▶ INSTRUCTIONS FOR THE TASK: Search the listing below for "dollar". Copy each matching line.

▶ SUPPLIED MATERIAL:
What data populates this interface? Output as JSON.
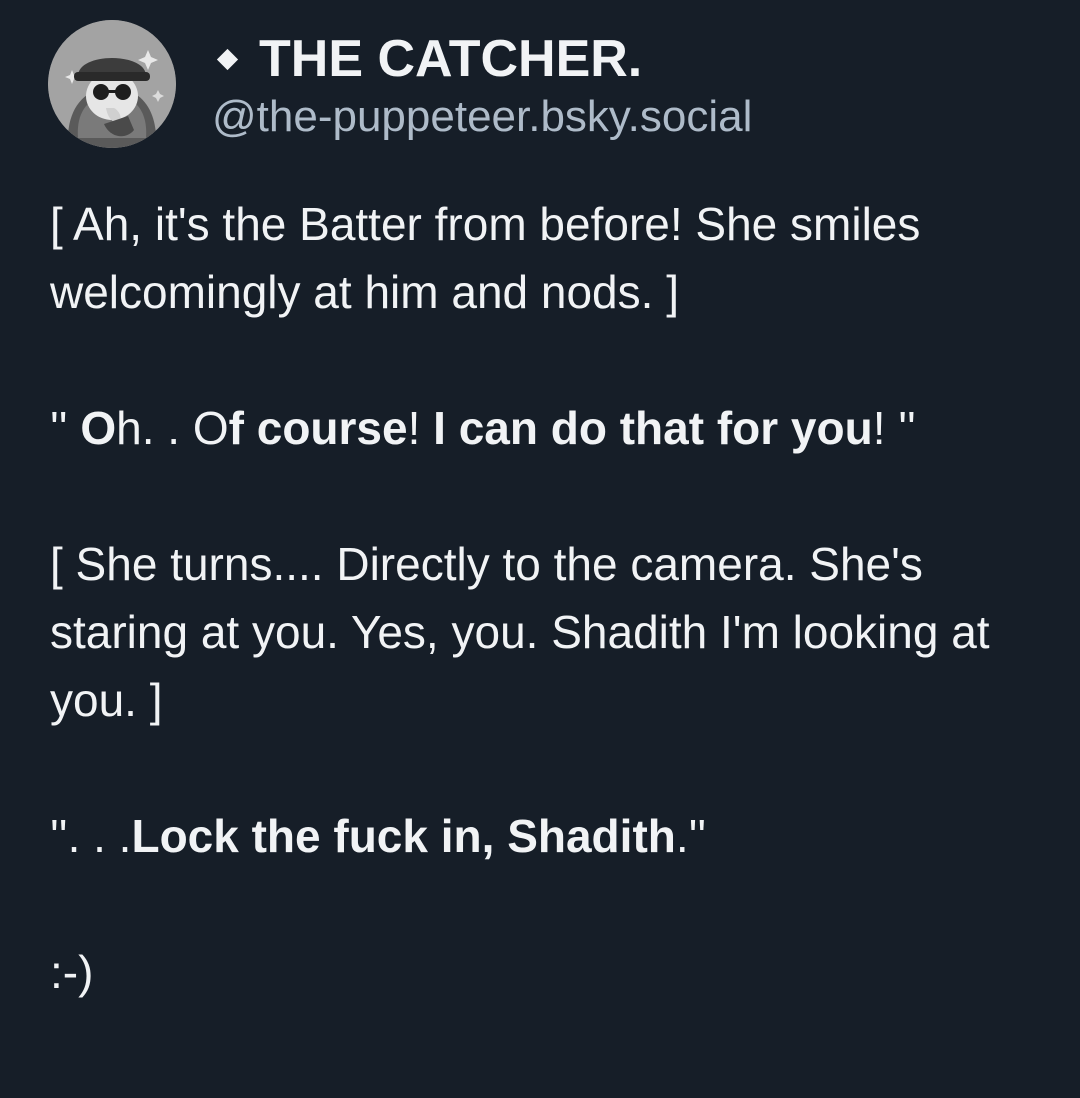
{
  "author": {
    "display_name": "THE CATCHER.",
    "handle": "@the-puppeteer.bsky.social",
    "avatar_icon": "avatar-image",
    "name_prefix_icon": "diamond-icon"
  },
  "post": {
    "p1": "[ Ah, it's the Batter from before! She smiles welcomingly at him and nods. ]",
    "p2": {
      "s1": "'' ",
      "s2": "O",
      "s3": "h. . O",
      "s4": "f ",
      "s5": "course",
      "s6": "! ",
      "s7": "I can do that for you",
      "s8": "! ''"
    },
    "p3": "[ She turns.... Directly to the camera. She's staring at you. Yes, you. Shadith I'm looking at you. ]",
    "p4": {
      "s1": "''. . .",
      "s2": "Lock the fuck in, Shadith",
      "s3": ".''"
    },
    "p5": ":-)"
  },
  "colors": {
    "background": "#161e28",
    "text": "#f1f3f5",
    "handle": "#aebbc9"
  }
}
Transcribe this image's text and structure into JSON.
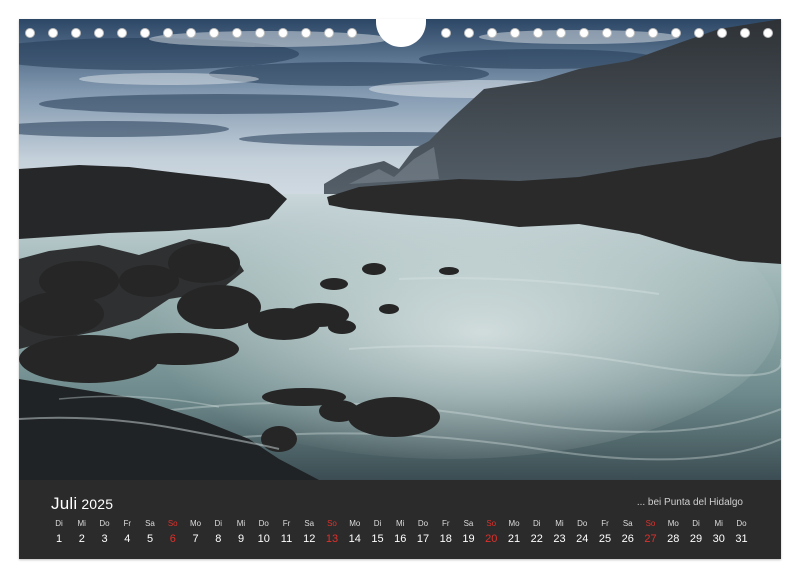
{
  "calendar": {
    "month": "Juli",
    "year": "2025",
    "caption": "... bei Punta del Hidalgo",
    "days": [
      {
        "wd": "Di",
        "d": "1"
      },
      {
        "wd": "Mi",
        "d": "2"
      },
      {
        "wd": "Do",
        "d": "3"
      },
      {
        "wd": "Fr",
        "d": "4"
      },
      {
        "wd": "Sa",
        "d": "5"
      },
      {
        "wd": "So",
        "d": "6",
        "sunday": true
      },
      {
        "wd": "Mo",
        "d": "7"
      },
      {
        "wd": "Di",
        "d": "8"
      },
      {
        "wd": "Mi",
        "d": "9"
      },
      {
        "wd": "Do",
        "d": "10"
      },
      {
        "wd": "Fr",
        "d": "11"
      },
      {
        "wd": "Sa",
        "d": "12"
      },
      {
        "wd": "So",
        "d": "13",
        "sunday": true
      },
      {
        "wd": "Mo",
        "d": "14"
      },
      {
        "wd": "Di",
        "d": "15"
      },
      {
        "wd": "Mi",
        "d": "16"
      },
      {
        "wd": "Do",
        "d": "17"
      },
      {
        "wd": "Fr",
        "d": "18"
      },
      {
        "wd": "Sa",
        "d": "19"
      },
      {
        "wd": "So",
        "d": "20",
        "sunday": true
      },
      {
        "wd": "Mo",
        "d": "21"
      },
      {
        "wd": "Di",
        "d": "22"
      },
      {
        "wd": "Mi",
        "d": "23"
      },
      {
        "wd": "Do",
        "d": "24"
      },
      {
        "wd": "Fr",
        "d": "25"
      },
      {
        "wd": "Sa",
        "d": "26"
      },
      {
        "wd": "So",
        "d": "27",
        "sunday": true
      },
      {
        "wd": "Mo",
        "d": "28"
      },
      {
        "wd": "Di",
        "d": "29"
      },
      {
        "wd": "Mi",
        "d": "30"
      },
      {
        "wd": "Do",
        "d": "31"
      }
    ]
  },
  "colors": {
    "panel_background": "#2b2b2b",
    "sunday": "#e0302b",
    "text": "#ffffff"
  }
}
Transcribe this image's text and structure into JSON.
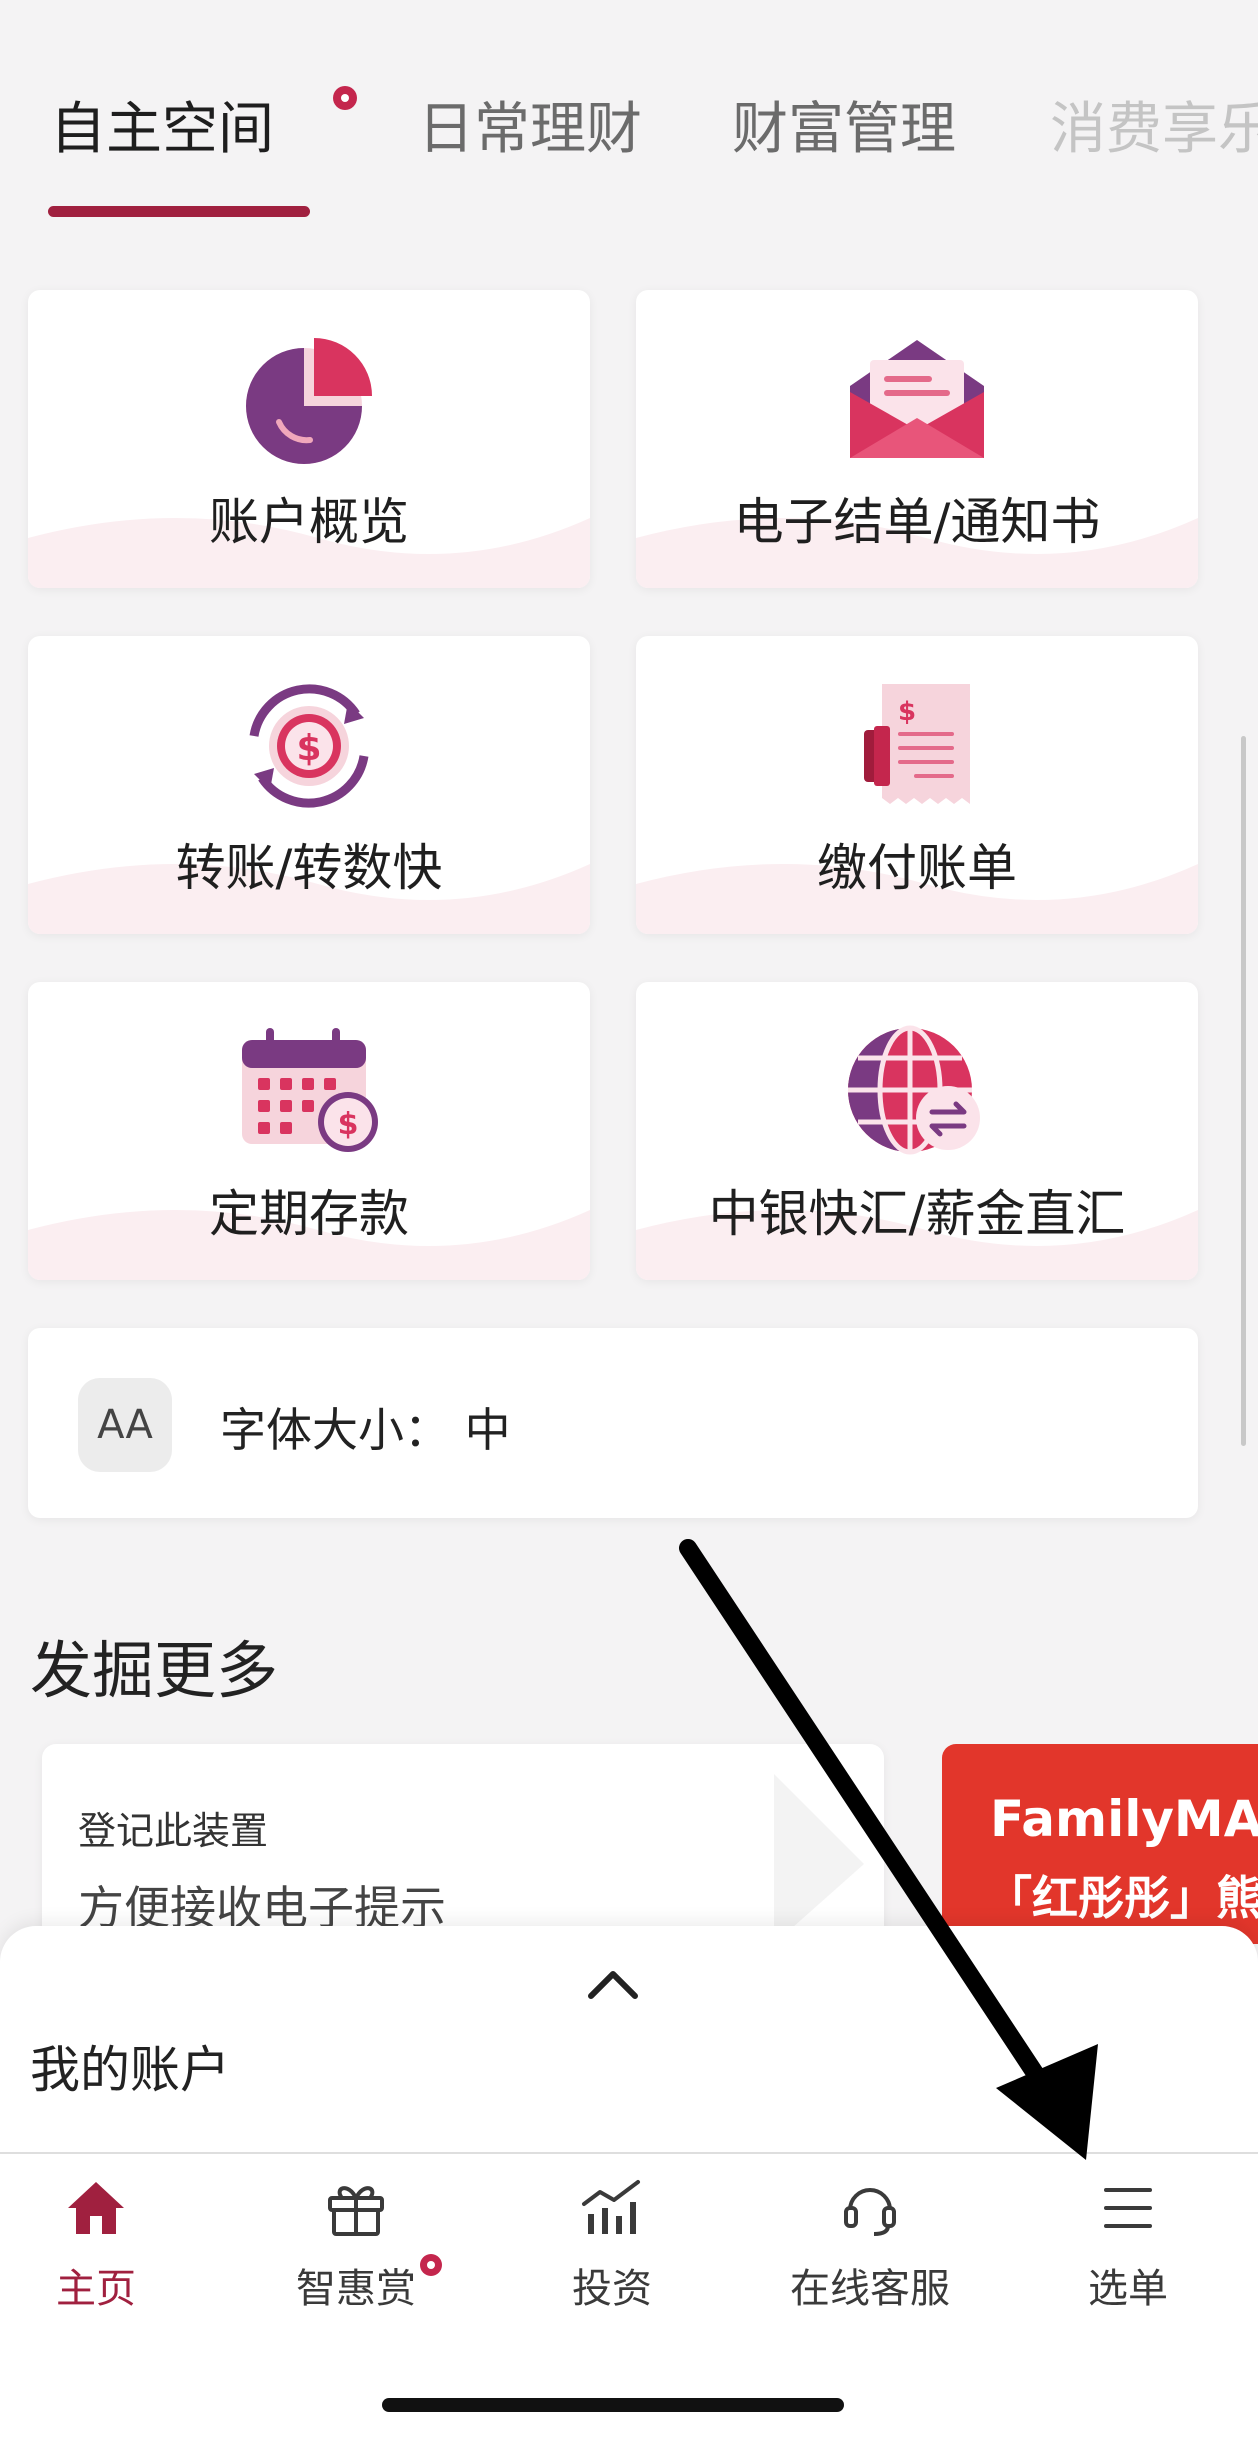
{
  "tabs": [
    {
      "label": "自主空间",
      "active": true,
      "has_dot": true
    },
    {
      "label": "日常理财",
      "active": false
    },
    {
      "label": "财富管理",
      "active": false
    },
    {
      "label": "消费享乐",
      "active": false
    }
  ],
  "tiles": [
    {
      "label": "账户概览",
      "icon": "pie-chart-icon"
    },
    {
      "label": "电子结单/通知书",
      "icon": "envelope-icon"
    },
    {
      "label": "转账/转数快",
      "icon": "dollar-transfer-icon"
    },
    {
      "label": "缴付账单",
      "icon": "bill-receipt-icon"
    },
    {
      "label": "定期存款",
      "icon": "calendar-dollar-icon"
    },
    {
      "label": "中银快汇/薪金直汇",
      "icon": "globe-exchange-icon"
    }
  ],
  "font_size": {
    "icon_text": "AA",
    "label": "字体大小：  中"
  },
  "discover": {
    "title": "发掘更多",
    "cards": [
      {
        "title": "登记此装置",
        "subtitle": "方便接收电子提示"
      },
      {
        "line1": "FamilyMAX",
        "line2": "「红彤彤」熊猫"
      }
    ]
  },
  "sheet": {
    "title": "我的账户"
  },
  "bottom_nav": [
    {
      "label": "主页",
      "icon": "home-icon",
      "active": true
    },
    {
      "label": "智惠赏",
      "icon": "gift-icon",
      "has_dot": true
    },
    {
      "label": "投资",
      "icon": "investment-chart-icon"
    },
    {
      "label": "在线客服",
      "icon": "headset-icon"
    },
    {
      "label": "选单",
      "icon": "hamburger-menu-icon"
    }
  ],
  "colors": {
    "accent": "#a0203f",
    "brand_pink": "#d9345f",
    "brand_purple": "#7a3a82",
    "promo_red": "#e2362b"
  }
}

▶ EXERCISE ANSWER:
      "icon": "dollar-transfer-icon"
      "icon": "calendar-dollar-icon"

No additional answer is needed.